◆ WORK INSTRUCTION
The answer must restate the listing word for word, without its images.

◆ THE DATA
----------

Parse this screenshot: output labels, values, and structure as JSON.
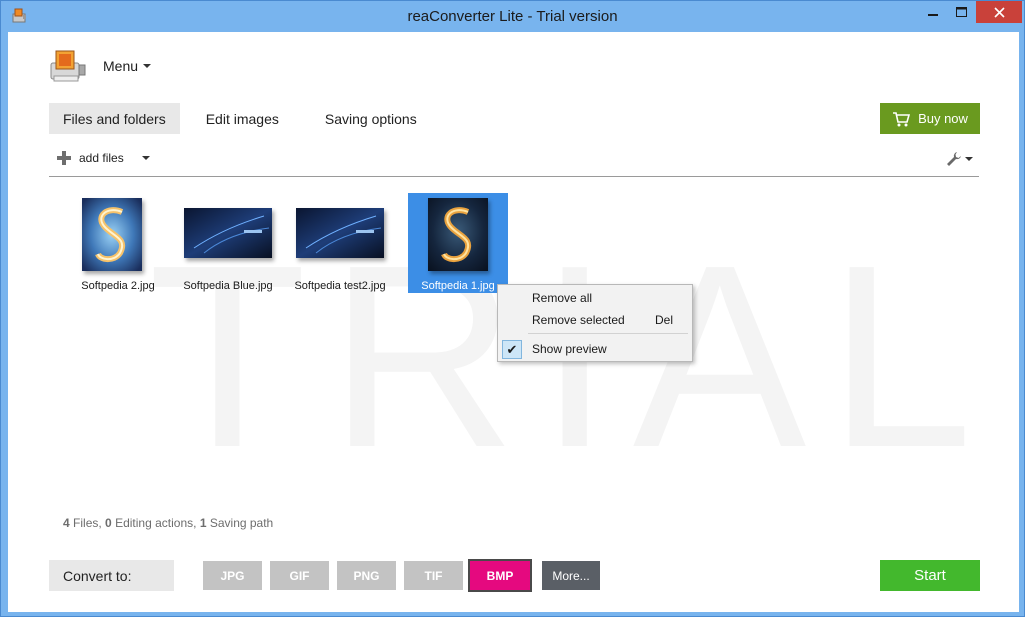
{
  "window": {
    "title": "reaConverter Lite - Trial version",
    "minimize": "—",
    "maximize": "□",
    "close": "✕"
  },
  "menu": {
    "label": "Menu"
  },
  "tabs": [
    {
      "label": "Files and folders",
      "active": true
    },
    {
      "label": "Edit images",
      "active": false
    },
    {
      "label": "Saving options",
      "active": false
    }
  ],
  "buy_button": {
    "label": "Buy now"
  },
  "toolbar": {
    "add_files_label": "add files"
  },
  "watermark": "TRIAL",
  "thumbnails": [
    {
      "filename": "Softpedia 2.jpg",
      "selected": false
    },
    {
      "filename": "Softpedia Blue.jpg",
      "selected": false
    },
    {
      "filename": "Softpedia test2.jpg",
      "selected": false
    },
    {
      "filename": "Softpedia 1.jpg",
      "selected": true
    }
  ],
  "context_menu": {
    "items": [
      {
        "label": "Remove all",
        "shortcut": ""
      },
      {
        "label": "Remove selected",
        "shortcut": "Del"
      },
      {
        "label": "Show preview",
        "shortcut": "",
        "checked": true
      }
    ]
  },
  "status": {
    "files_count": "4",
    "files_label": "Files,",
    "editing_count": "0",
    "editing_label": "Editing actions,",
    "saving_count": "1",
    "saving_label": "Saving path"
  },
  "convert": {
    "label": "Convert to:",
    "formats": [
      "JPG",
      "GIF",
      "PNG",
      "TIF",
      "BMP"
    ],
    "active_format": "BMP",
    "more_label": "More..."
  },
  "start_button": {
    "label": "Start"
  },
  "colors": {
    "titlebar": "#78b4ee",
    "close": "#c9413a",
    "buy": "#6a9a1f",
    "start": "#43b82d",
    "active_format": "#e5097f",
    "selection": "#3c8ee6"
  }
}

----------

◆ RESPONSE FOR THIS EXERCISE
Parse this screenshot: output labels, values, and structure as JSON.
{
  "window": {
    "title": "reaConverter Lite - Trial version",
    "minimize": "—",
    "maximize": "□",
    "close": "✕"
  },
  "menu": {
    "label": "Menu"
  },
  "tabs": [
    {
      "label": "Files and folders",
      "active": true
    },
    {
      "label": "Edit images",
      "active": false
    },
    {
      "label": "Saving options",
      "active": false
    }
  ],
  "buy_button": {
    "label": "Buy now"
  },
  "toolbar": {
    "add_files_label": "add files"
  },
  "watermark": "TRIAL",
  "thumbnails": [
    {
      "filename": "Softpedia 2.jpg",
      "selected": false
    },
    {
      "filename": "Softpedia Blue.jpg",
      "selected": false
    },
    {
      "filename": "Softpedia test2.jpg",
      "selected": false
    },
    {
      "filename": "Softpedia 1.jpg",
      "selected": true
    }
  ],
  "context_menu": {
    "items": [
      {
        "label": "Remove all",
        "shortcut": ""
      },
      {
        "label": "Remove selected",
        "shortcut": "Del"
      },
      {
        "label": "Show preview",
        "shortcut": "",
        "checked": true
      }
    ]
  },
  "status": {
    "files_count": "4",
    "files_label": "Files,",
    "editing_count": "0",
    "editing_label": "Editing actions,",
    "saving_count": "1",
    "saving_label": "Saving path"
  },
  "convert": {
    "label": "Convert to:",
    "formats": [
      "JPG",
      "GIF",
      "PNG",
      "TIF",
      "BMP"
    ],
    "active_format": "BMP",
    "more_label": "More..."
  },
  "start_button": {
    "label": "Start"
  },
  "colors": {
    "titlebar": "#78b4ee",
    "close": "#c9413a",
    "buy": "#6a9a1f",
    "start": "#43b82d",
    "active_format": "#e5097f",
    "selection": "#3c8ee6"
  }
}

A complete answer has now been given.